Scientific name Amelanchier arborea
Higher classification Shadbush
|Similar Shadbush, Amelanchier laevis, Amelanchier lamarckii, Amelanchier × grandiflora, Amelanchier canadensis|
Amelanchier arborea (downy serviceberry or common serviceberry), is native to eastern North America from the Gulf Coast north to Thunder Bay in Ontario and Lake St. John in Quebec, and west to Texas and Minnesota.
- Amelanchier arborea
- Autumn brilliance amelanchier arborea and winterberry hollies nj
Amelanchier arborea is generally 5–12 metres (16–39 ft) tall. Occasionally, it can grow up to 20 metres (66 ft) tall and reach into the overstory. The trunk can be up to 15 cm diameter (rarely to 40 centimetres (16 in) diameter). The bark is smooth and gray.
The buds are slender with a pointed tip, and usually more than two scales visible. The leaves are ovate or elliptical, 4–8 centimetres (1.6–3.1 in) (rarely 10 centimetres (3.9 in)) long and 2.5–4 centimetres (0.98–1.57 in) wide, with pointed tips and finely serrated margins. A characteristic useful for identification is that the young leaves emerge downy on the underside. The fall color is variable, from orange-yellow to pinkish or reddish.

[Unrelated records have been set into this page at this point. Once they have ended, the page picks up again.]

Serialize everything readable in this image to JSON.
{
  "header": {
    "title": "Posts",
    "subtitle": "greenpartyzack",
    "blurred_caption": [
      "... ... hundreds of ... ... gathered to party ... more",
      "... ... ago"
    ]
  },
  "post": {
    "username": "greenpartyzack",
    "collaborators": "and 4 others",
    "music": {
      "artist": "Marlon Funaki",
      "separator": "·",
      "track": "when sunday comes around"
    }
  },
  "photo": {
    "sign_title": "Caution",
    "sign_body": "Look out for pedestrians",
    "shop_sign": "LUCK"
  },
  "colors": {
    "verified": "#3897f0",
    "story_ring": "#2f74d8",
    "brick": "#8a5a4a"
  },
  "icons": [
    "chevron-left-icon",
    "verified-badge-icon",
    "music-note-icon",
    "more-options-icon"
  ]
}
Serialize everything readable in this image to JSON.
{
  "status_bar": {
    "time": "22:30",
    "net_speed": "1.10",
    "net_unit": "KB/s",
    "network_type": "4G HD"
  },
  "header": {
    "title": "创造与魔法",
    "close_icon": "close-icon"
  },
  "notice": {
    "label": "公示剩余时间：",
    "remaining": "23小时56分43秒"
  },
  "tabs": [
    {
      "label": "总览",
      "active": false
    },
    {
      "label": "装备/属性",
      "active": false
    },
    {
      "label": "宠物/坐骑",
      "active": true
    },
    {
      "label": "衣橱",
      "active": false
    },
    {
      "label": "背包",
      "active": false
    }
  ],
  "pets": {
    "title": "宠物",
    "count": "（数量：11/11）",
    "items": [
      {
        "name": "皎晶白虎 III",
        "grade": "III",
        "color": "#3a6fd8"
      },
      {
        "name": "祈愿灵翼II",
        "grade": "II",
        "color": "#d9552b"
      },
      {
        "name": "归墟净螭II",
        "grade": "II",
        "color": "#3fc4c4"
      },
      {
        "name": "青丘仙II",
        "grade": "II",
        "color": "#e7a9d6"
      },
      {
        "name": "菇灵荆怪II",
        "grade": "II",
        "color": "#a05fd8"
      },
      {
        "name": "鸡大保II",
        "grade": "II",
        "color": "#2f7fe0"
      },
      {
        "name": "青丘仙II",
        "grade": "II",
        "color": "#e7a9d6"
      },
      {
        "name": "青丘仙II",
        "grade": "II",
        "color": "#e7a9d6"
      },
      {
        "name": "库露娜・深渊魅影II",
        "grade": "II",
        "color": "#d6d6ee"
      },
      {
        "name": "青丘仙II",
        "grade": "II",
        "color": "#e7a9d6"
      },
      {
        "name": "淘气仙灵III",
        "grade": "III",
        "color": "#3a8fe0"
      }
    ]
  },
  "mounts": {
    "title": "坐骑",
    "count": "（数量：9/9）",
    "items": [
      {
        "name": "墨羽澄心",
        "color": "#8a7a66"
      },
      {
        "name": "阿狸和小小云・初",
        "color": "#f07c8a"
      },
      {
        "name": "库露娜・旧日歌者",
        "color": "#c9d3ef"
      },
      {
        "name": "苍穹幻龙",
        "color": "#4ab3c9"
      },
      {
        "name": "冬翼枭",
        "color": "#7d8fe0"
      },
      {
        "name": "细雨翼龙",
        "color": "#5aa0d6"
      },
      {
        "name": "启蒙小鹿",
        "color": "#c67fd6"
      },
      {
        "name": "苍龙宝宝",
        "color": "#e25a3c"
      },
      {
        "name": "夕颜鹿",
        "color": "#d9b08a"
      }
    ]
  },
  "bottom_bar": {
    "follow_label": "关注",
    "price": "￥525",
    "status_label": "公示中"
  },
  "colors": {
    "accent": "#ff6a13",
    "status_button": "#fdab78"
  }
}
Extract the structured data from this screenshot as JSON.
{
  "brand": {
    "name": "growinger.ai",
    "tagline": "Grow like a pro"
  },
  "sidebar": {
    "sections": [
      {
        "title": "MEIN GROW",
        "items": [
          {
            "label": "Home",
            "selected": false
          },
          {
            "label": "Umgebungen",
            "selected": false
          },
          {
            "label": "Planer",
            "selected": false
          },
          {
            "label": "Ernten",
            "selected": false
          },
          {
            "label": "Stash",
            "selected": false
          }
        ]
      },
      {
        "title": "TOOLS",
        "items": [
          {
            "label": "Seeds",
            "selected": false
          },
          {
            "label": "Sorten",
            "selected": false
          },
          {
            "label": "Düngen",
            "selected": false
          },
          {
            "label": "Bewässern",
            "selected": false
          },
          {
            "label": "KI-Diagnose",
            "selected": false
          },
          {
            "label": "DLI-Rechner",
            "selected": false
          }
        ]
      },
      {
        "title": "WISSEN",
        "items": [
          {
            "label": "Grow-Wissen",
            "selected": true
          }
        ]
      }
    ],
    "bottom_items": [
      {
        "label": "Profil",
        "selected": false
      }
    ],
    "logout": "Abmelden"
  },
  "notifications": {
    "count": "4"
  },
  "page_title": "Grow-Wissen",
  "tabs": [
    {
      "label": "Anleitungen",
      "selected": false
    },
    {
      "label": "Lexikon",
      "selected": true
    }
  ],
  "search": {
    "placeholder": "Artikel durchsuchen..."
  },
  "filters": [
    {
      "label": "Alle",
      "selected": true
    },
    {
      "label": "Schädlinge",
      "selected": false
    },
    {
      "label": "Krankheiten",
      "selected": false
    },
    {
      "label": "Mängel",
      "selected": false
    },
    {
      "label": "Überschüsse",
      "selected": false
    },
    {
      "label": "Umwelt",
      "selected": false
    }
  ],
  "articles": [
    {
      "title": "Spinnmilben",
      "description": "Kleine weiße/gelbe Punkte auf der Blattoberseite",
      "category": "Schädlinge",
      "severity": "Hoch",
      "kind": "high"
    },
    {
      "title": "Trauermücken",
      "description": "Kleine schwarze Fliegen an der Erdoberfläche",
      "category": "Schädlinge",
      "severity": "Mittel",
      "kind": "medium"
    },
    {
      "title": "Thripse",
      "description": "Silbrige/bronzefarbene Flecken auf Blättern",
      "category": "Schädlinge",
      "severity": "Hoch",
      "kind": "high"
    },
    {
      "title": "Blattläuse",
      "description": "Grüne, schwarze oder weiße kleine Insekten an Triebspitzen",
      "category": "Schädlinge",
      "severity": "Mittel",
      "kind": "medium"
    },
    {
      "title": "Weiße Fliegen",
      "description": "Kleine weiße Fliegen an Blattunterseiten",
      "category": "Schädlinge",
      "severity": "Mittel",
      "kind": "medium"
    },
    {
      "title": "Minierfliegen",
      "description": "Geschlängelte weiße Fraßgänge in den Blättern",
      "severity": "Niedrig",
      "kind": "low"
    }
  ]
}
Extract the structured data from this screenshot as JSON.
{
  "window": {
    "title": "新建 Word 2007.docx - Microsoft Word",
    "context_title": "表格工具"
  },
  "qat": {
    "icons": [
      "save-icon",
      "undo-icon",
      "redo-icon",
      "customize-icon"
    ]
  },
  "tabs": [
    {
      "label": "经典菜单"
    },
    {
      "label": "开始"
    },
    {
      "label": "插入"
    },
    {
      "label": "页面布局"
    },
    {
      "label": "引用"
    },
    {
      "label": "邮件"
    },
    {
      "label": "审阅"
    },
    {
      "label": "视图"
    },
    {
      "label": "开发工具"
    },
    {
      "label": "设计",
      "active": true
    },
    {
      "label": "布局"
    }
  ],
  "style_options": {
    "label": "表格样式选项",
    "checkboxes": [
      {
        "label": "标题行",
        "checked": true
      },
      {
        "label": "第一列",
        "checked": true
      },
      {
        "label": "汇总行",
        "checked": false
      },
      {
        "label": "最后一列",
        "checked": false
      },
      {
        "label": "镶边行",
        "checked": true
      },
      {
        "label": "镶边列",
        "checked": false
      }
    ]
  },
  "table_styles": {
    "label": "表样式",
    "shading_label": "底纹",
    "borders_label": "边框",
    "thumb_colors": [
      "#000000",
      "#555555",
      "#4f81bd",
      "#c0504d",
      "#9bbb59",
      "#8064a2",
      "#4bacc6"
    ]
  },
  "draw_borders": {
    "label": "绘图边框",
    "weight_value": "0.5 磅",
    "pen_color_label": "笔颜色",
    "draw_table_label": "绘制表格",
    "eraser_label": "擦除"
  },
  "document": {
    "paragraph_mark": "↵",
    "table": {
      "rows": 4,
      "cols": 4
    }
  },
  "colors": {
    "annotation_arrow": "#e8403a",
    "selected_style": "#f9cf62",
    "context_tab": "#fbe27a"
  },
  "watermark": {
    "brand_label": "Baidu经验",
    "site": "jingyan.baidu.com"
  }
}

It has perfect flowers that are 15–25 millimetres (0.59–0.98 in) diameter, with 5 petals, emerging during budbreak in early spring. The petals are white. Flowers are produced on pendulous racemes 3–5 centimetres (1.2–2.0 in) long with 4-10 flowers on each raceme. The flowers are pollinated by bees. The fruit is a reddish-purple pome, resembling a small apple in shape. They ripen in summer and are very popular with birds.
It also commonly hybridizes with other species of Amelanchier, the hybrid Amelanchier × grandiflora being one example, and identification can be very difficult as a result.
Autumn brilliance amelanchier arborea and winterberry hollies nj
This species tolerates varying light levels, but is at its best in full sun. It requires good drainage and air circulation and should be watered during drought. It is often confused with other species in the nursery trade. Propagation is by seed, divisions and grafting.
The fruit is drier than some other serviceberries, and it is harvested locally for pies and jams; they were also used by Native Americans to make bread.